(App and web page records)
::::::::::
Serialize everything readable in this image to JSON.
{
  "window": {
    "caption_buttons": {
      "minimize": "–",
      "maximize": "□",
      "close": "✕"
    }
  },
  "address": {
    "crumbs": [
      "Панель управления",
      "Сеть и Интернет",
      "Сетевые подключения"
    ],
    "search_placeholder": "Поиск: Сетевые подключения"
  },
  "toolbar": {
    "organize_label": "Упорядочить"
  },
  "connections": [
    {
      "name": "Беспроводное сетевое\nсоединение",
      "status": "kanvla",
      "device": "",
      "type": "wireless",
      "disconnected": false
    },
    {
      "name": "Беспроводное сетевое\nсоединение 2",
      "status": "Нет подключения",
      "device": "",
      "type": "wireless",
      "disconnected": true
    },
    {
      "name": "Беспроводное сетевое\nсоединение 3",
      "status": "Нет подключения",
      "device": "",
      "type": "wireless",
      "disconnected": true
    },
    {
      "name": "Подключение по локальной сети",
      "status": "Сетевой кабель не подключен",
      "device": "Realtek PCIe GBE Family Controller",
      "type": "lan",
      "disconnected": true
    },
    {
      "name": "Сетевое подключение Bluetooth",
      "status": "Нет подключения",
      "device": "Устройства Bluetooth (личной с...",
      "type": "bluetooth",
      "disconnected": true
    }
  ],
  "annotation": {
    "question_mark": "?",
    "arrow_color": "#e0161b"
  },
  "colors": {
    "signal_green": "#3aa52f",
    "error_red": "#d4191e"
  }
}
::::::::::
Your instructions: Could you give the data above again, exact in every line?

Answer below:
Serialize everything readable in this image to JSON.
{
  "window": {
    "caption_buttons": {
      "minimize": "–",
      "maximize": "□",
      "close": "✕"
    }
  },
  "address": {
    "crumbs": [
      "Панель управления",
      "Сеть и Интернет",
      "Сетевые подключения"
    ],
    "search_placeholder": "Поиск: Сетевые подключения"
  },
  "toolbar": {
    "organize_label": "Упорядочить"
  },
  "connections": [
    {
      "name": "Беспроводное сетевое\nсоединение",
      "status": "kanvla",
      "device": "",
      "type": "wireless",
      "disconnected": false
    },
    {
      "name": "Беспроводное сетевое\nсоединение 2",
      "status": "Нет подключения",
      "device": "",
      "type": "wireless",
      "disconnected": true
    },
    {
      "name": "Беспроводное сетевое\nсоединение 3",
      "status": "Нет подключения",
      "device": "",
      "type": "wireless",
      "disconnected": true
    },
    {
      "name": "Подключение по локальной сети",
      "status": "Сетевой кабель не подключен",
      "device": "Realtek PCIe GBE Family Controller",
      "type": "lan",
      "disconnected": true
    },
    {
      "name": "Сетевое подключение Bluetooth",
      "status": "Нет подключения",
      "device": "Устройства Bluetooth (личной с...",
      "type": "bluetooth",
      "disconnected": true
    }
  ],
  "annotation": {
    "question_mark": "?",
    "arrow_color": "#e0161b"
  },
  "colors": {
    "signal_green": "#3aa52f",
    "error_red": "#d4191e"
  }
}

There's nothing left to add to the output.